Your electrical system should never be running for any length of time without some reserve capacity. If it is, you're overloading your bike's electrical system. You should have enough capacity to run your accessories, ignition, and to charge the battery when it is depleted after starting the engine. Eventually, the battery is going to reach a full charge state, and that will represent excess capacity right there.
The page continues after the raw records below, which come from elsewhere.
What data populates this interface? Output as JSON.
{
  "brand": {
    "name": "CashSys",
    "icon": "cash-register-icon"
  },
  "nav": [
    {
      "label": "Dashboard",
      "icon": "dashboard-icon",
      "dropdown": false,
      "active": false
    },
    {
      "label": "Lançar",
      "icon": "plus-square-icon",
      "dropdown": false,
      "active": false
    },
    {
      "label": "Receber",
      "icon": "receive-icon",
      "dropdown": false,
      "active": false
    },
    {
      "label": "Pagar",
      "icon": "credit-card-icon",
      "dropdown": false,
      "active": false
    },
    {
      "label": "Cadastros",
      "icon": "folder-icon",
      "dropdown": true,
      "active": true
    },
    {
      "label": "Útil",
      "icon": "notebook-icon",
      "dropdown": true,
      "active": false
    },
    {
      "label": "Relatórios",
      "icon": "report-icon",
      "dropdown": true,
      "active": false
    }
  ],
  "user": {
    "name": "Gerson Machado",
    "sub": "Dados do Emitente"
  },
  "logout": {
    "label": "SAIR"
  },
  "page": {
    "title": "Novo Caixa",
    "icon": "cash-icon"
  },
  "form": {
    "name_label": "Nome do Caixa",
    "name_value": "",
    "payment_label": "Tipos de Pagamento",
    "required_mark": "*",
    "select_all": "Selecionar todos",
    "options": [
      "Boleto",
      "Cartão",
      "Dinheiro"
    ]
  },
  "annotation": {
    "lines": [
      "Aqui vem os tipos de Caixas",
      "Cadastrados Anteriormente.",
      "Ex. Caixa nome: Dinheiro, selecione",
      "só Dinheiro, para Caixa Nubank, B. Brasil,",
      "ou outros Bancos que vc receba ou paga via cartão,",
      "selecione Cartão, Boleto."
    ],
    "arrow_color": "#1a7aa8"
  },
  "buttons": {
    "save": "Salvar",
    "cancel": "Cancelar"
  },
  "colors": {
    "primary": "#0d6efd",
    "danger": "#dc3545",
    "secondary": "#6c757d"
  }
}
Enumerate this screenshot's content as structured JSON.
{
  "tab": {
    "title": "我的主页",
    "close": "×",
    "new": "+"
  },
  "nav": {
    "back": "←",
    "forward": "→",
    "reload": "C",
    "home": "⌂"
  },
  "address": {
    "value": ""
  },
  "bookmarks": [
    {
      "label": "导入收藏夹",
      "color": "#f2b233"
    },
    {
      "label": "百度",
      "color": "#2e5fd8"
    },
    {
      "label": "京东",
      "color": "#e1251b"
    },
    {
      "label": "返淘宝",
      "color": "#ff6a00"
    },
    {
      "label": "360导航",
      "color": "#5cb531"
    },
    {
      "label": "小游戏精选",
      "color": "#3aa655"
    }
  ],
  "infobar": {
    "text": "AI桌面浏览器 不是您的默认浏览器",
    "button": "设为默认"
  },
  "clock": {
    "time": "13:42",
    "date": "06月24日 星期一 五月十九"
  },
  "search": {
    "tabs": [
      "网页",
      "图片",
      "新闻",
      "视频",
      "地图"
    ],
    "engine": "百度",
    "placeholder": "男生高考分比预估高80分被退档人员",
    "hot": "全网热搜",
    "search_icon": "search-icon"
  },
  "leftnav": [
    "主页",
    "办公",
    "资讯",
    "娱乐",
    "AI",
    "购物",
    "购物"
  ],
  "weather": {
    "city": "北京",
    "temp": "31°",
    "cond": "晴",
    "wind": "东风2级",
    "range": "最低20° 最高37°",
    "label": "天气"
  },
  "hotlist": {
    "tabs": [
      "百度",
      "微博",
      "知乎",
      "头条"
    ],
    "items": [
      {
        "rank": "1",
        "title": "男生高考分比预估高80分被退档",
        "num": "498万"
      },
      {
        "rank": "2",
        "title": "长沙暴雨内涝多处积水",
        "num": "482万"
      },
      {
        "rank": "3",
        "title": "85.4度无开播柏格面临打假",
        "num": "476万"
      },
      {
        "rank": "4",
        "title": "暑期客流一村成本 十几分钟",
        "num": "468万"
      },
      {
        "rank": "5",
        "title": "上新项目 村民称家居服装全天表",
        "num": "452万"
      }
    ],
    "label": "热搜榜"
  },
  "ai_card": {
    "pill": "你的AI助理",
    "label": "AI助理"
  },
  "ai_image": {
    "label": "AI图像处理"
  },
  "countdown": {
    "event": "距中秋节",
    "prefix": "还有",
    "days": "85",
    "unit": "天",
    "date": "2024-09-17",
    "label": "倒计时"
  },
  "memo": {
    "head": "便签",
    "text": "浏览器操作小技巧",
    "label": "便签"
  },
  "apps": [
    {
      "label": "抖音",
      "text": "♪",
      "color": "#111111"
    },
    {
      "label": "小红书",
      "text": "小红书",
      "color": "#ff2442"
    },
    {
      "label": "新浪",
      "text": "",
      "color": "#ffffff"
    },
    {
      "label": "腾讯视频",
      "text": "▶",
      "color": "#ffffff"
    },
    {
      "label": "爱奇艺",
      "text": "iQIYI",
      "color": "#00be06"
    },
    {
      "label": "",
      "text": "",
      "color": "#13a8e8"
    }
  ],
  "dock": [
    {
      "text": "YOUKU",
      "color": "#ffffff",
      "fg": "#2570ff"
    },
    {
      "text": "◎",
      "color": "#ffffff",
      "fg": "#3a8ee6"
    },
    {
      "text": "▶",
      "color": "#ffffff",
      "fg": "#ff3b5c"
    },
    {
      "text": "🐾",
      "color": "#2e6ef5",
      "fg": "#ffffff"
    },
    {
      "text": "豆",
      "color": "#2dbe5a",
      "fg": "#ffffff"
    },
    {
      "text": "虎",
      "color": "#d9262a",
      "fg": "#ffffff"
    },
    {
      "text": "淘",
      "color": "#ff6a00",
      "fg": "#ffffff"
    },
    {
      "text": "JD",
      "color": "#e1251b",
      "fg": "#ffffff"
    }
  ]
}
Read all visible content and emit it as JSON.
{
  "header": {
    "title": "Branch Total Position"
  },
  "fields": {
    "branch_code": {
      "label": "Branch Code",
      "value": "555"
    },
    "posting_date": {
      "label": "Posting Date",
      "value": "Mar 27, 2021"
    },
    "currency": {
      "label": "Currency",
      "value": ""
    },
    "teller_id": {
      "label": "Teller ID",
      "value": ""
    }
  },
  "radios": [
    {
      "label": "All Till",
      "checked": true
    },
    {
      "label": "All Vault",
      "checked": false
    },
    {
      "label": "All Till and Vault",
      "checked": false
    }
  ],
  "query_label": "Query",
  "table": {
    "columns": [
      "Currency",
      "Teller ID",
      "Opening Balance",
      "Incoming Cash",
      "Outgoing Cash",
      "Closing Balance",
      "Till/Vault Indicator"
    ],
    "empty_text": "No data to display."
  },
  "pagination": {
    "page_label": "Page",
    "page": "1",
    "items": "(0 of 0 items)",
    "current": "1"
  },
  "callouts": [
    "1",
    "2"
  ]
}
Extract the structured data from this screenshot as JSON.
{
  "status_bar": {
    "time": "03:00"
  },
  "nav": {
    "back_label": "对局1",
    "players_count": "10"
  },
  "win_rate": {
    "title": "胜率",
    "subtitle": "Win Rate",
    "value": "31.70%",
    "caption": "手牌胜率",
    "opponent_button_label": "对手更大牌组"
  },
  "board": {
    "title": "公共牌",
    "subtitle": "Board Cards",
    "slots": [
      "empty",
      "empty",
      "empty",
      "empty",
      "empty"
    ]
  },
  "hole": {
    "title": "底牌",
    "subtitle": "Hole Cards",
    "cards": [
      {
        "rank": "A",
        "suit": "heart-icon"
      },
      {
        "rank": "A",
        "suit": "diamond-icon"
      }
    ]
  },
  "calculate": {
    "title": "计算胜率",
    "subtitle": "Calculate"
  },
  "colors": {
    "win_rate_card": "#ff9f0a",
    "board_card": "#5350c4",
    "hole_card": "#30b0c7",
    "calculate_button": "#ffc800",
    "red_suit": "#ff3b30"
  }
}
So the regulator should ALWAYS be dissipating some energy. It really does not take a lot of energy to produce a lot of heat. As an example, I used a pair of 3.3 ohm, 100-watt power resistors in parallel with the turn signal LEDs on my GL1500 to keep the auto cancel operational. When I fed 12 volts through them, they dissipated approximately 43 watts each, and reached a temperature of 180 degrees F in about 30 seconds. I mounted them to the frame of the bike to use as a giant heat sink. That, and the fact that they are on a 50% duty cycle (they're turn signals, so the power is intermittent), was enough to keep the temperature down to a point where they wouldn't melt my trunk/saddlebags.